Extracted records:

—————

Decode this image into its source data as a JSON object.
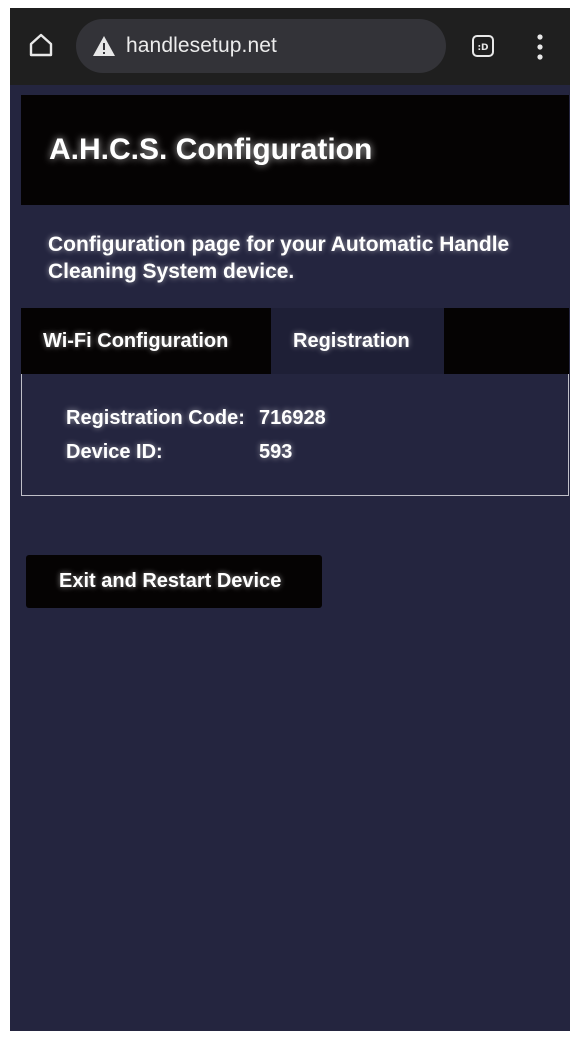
{
  "browser": {
    "url": "handlesetup.net",
    "tabs_badge": ":D",
    "icons": [
      "home-icon",
      "warning-icon",
      "tabs-icon",
      "overflow-menu-icon"
    ]
  },
  "page": {
    "title": "A.H.C.S. Configuration",
    "description": "Configuration page for your Automatic Handle Cleaning System device.",
    "tabs": [
      {
        "label": "Wi-Fi Configuration",
        "active": false
      },
      {
        "label": "Registration",
        "active": true
      }
    ],
    "registration": {
      "code_label": "Registration Code:",
      "code_value": "716928",
      "device_label": "Device ID:",
      "device_value": "593"
    },
    "exit_button": "Exit and Restart Device"
  },
  "colors": {
    "page_background": "#24253f",
    "header_background": "#050303",
    "active_tab_background": "#1e1f36",
    "browser_bar": "#1f1f1f",
    "url_pill": "#333338"
  }
}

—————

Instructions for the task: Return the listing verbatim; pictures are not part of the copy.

Answer to this problem:
Decode this image into its source data as a JSON object.
{
  "browser": {
    "url": "handlesetup.net",
    "tabs_badge": ":D",
    "icons": [
      "home-icon",
      "warning-icon",
      "tabs-icon",
      "overflow-menu-icon"
    ]
  },
  "page": {
    "title": "A.H.C.S. Configuration",
    "description": "Configuration page for your Automatic Handle Cleaning System device.",
    "tabs": [
      {
        "label": "Wi-Fi Configuration",
        "active": false
      },
      {
        "label": "Registration",
        "active": true
      }
    ],
    "registration": {
      "code_label": "Registration Code:",
      "code_value": "716928",
      "device_label": "Device ID:",
      "device_value": "593"
    },
    "exit_button": "Exit and Restart Device"
  },
  "colors": {
    "page_background": "#24253f",
    "header_background": "#050303",
    "active_tab_background": "#1e1f36",
    "browser_bar": "#1f1f1f",
    "url_pill": "#333338"
  }
}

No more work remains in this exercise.